GRP moulding refers to the moulding of parts made from glass-reinforced plastic - or GRP for short. Otherwise known as fibreglass, this material is renowned for being both strong and very lightweight. Common applications for GRP include boat building, construction and the manufacture of automotive body parts such as bumpers.
An exclusive process is used to manufacture components from GRP material. Firstly, a copy of the required product is manufactured - usually from foam - before being sprayed with a special wax called a release agent to allow easy separation from the mould post-production. This part is commonly referred to as a plug and is an exact replica of the required component. Layers of fibreglass and resin are then layered on top of the plug and cured, which - once solidified and separated from the plug - will become the mould.
The same technique of layering and curing GRP within the mould is then used to create the product. As the mould is also coated in a release agent, it is simple to separate it from the moulded part once the moulding process is complete.
Used to produce
Parts made from GRP, otherwise known as fibreglass.
GRP stands for glass-reinforced plastic, which is renowned for being both strong and very lightweight.
The primary method for producing GRP or fibreglass components.
Results in a durable product.
GRP is a cost-effective, versatile material
GRP moulding can be quite a lengthy process in comparison to other moulding methods, as it remains mostly manual.

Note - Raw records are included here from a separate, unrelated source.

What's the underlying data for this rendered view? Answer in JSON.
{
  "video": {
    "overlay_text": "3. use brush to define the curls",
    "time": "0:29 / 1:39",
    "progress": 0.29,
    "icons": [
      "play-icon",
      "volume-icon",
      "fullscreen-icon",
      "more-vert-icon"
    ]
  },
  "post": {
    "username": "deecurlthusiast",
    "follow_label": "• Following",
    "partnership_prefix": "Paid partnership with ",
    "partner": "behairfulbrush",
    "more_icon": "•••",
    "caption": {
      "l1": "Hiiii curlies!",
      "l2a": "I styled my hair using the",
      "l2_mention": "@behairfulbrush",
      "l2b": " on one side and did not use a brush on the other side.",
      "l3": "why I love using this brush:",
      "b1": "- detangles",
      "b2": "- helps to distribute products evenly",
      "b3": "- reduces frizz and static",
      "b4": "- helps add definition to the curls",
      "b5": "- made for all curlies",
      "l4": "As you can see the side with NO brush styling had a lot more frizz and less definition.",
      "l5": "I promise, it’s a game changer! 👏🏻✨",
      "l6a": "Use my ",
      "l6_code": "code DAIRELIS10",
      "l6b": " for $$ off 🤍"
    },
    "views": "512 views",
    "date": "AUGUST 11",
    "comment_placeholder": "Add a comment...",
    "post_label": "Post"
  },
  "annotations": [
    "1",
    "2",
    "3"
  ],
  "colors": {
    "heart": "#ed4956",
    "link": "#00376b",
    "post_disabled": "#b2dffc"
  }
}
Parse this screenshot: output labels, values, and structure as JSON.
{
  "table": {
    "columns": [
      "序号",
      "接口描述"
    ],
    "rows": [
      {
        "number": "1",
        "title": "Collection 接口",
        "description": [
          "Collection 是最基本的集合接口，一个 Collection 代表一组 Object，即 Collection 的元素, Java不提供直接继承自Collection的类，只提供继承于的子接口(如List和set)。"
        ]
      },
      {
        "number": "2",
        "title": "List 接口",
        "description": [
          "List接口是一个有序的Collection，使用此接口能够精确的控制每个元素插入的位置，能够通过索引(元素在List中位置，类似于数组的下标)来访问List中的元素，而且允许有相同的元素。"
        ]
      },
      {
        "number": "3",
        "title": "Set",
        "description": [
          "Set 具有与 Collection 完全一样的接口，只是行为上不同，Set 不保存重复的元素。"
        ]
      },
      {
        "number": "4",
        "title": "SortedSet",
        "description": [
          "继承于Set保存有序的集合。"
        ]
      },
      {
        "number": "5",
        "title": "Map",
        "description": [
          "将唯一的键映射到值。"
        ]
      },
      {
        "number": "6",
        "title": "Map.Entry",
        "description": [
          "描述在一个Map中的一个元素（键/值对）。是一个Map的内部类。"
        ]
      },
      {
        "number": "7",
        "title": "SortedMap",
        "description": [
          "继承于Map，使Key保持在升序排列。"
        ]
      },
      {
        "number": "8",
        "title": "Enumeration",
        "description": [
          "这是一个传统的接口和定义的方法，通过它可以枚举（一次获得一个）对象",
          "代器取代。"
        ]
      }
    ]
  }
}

GRP moulds and plugs can prove expensive depending on the complexity of the part.